### TASK ITEM:
Where does the string "JSON" appear in the records? Copy every line that contains it.
(RECORDS FOR THE TASK begins)
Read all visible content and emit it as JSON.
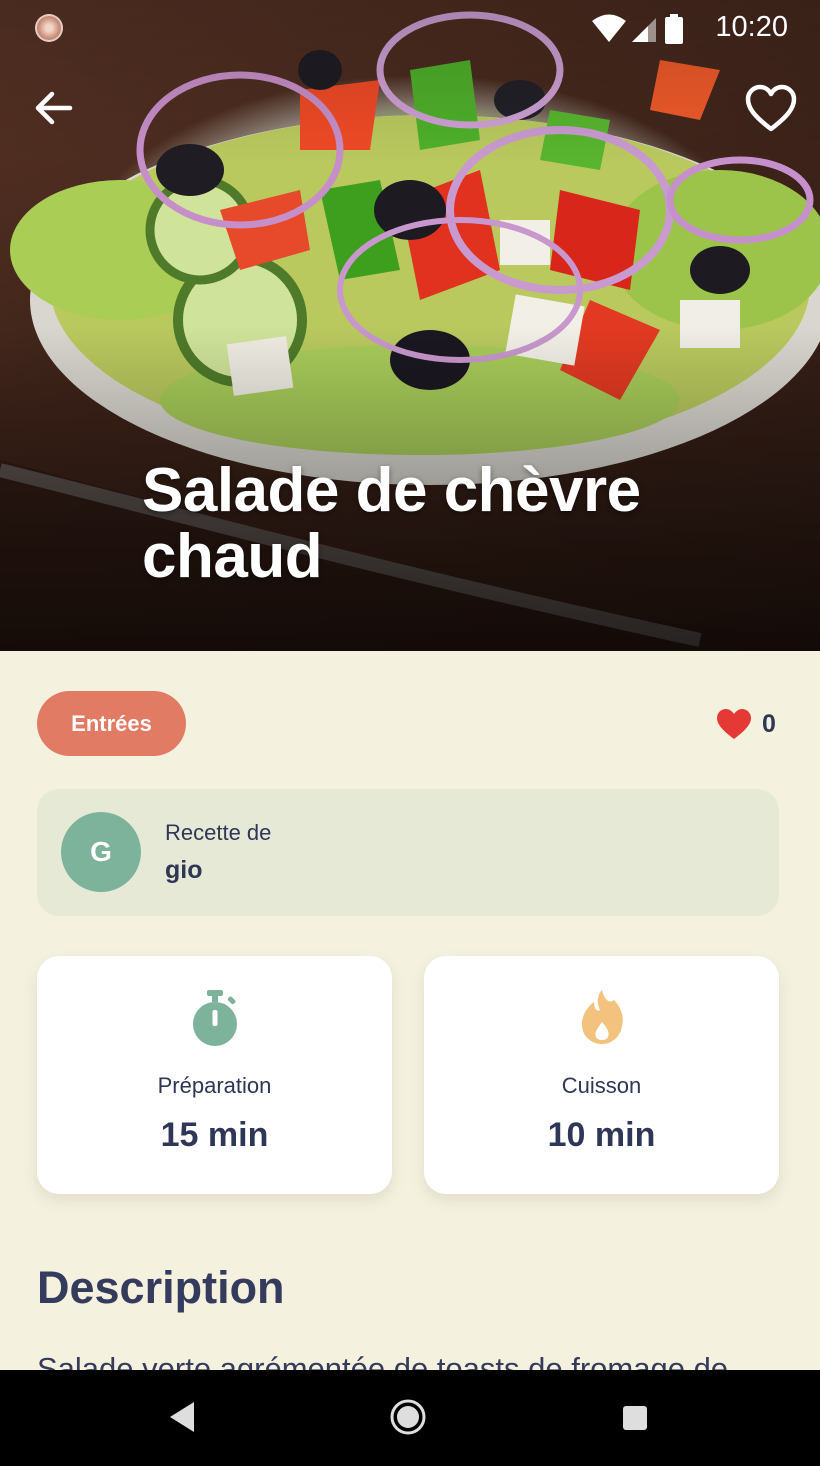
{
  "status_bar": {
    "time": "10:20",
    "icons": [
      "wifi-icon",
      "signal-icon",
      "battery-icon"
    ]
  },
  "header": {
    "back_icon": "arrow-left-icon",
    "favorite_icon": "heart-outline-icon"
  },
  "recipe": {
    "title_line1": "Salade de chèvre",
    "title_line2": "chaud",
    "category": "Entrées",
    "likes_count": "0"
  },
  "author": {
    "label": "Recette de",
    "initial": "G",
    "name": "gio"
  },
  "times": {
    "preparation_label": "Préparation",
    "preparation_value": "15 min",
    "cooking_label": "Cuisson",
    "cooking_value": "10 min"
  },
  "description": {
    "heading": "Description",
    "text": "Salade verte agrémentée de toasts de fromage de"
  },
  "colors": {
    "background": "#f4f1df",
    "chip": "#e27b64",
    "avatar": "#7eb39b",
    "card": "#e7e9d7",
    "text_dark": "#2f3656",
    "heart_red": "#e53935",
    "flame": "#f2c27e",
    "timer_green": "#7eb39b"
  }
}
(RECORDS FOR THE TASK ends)
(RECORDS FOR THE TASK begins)
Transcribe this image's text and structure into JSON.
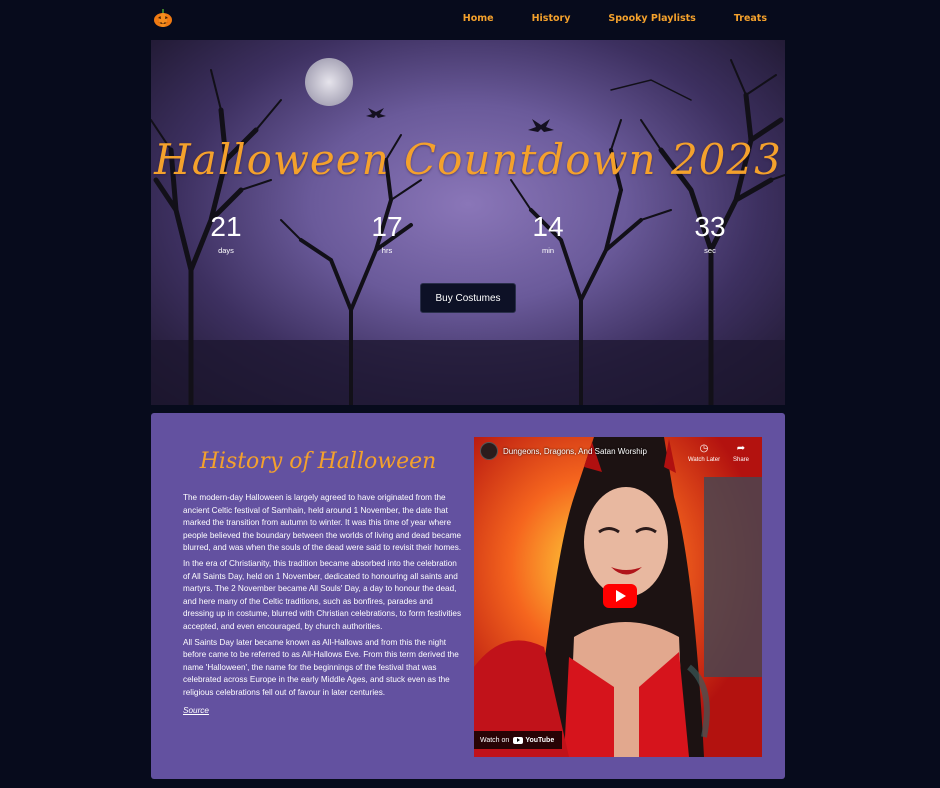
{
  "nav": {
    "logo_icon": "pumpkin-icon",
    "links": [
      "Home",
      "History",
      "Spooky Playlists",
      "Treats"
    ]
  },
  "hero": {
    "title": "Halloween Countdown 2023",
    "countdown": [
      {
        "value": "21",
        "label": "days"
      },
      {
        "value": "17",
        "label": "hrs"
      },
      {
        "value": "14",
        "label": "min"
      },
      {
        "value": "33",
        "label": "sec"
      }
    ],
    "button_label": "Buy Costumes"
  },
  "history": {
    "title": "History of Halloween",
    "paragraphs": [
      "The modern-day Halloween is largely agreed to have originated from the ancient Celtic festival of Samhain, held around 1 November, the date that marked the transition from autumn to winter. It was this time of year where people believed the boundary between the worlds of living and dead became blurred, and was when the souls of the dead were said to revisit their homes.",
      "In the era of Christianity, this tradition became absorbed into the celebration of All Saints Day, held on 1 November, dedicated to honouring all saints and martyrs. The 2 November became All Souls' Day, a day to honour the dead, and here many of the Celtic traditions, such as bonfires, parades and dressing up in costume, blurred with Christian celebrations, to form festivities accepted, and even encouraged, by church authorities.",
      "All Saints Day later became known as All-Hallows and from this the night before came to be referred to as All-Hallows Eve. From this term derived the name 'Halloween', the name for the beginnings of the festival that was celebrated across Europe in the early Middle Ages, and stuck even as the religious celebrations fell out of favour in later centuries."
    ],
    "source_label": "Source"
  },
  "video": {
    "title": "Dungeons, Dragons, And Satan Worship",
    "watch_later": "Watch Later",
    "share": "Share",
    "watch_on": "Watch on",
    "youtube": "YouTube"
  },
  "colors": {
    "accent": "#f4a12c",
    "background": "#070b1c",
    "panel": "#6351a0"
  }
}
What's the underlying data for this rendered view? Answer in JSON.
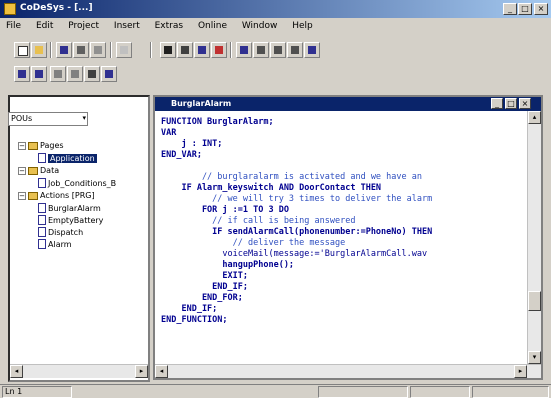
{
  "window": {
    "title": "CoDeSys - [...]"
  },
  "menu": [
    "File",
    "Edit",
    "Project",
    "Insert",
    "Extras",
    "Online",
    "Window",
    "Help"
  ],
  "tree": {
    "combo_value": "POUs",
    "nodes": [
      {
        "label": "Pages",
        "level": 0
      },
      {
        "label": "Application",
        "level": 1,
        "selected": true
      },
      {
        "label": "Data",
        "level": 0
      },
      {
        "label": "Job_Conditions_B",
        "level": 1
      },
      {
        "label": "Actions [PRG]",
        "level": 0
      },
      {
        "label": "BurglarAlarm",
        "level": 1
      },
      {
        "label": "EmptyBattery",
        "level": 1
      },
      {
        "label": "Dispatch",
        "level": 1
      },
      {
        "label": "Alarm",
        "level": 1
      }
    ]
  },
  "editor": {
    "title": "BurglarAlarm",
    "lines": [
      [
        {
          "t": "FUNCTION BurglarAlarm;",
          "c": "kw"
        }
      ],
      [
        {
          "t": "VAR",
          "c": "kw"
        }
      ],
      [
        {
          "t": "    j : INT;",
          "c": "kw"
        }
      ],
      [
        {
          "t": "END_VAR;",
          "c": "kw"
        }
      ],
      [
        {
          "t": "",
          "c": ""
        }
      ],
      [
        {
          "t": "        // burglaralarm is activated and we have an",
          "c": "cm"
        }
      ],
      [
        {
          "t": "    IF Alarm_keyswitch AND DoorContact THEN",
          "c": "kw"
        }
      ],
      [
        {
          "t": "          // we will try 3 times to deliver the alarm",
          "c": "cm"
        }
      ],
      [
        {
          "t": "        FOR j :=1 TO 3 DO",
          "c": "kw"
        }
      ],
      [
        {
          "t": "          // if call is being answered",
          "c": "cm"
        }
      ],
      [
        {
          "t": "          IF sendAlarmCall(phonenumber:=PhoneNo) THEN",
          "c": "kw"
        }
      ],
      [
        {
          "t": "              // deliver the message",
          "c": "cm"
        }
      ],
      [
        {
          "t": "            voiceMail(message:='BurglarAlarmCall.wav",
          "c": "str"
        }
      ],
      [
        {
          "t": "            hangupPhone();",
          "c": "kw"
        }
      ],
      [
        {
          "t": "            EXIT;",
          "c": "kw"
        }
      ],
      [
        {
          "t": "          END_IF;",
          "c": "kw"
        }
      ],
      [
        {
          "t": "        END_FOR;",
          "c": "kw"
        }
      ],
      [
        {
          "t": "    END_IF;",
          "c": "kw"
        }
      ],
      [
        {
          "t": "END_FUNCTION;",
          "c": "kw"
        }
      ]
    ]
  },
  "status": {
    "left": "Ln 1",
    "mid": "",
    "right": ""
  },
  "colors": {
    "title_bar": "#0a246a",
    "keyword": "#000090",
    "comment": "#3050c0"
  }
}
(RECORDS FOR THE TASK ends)
### SOLUTION TO THIS TASK:
Read all visible content and emit it as JSON.
Transcribe this image's text and structure into JSON.
What's the underlying data for this rendered view? Answer in JSON.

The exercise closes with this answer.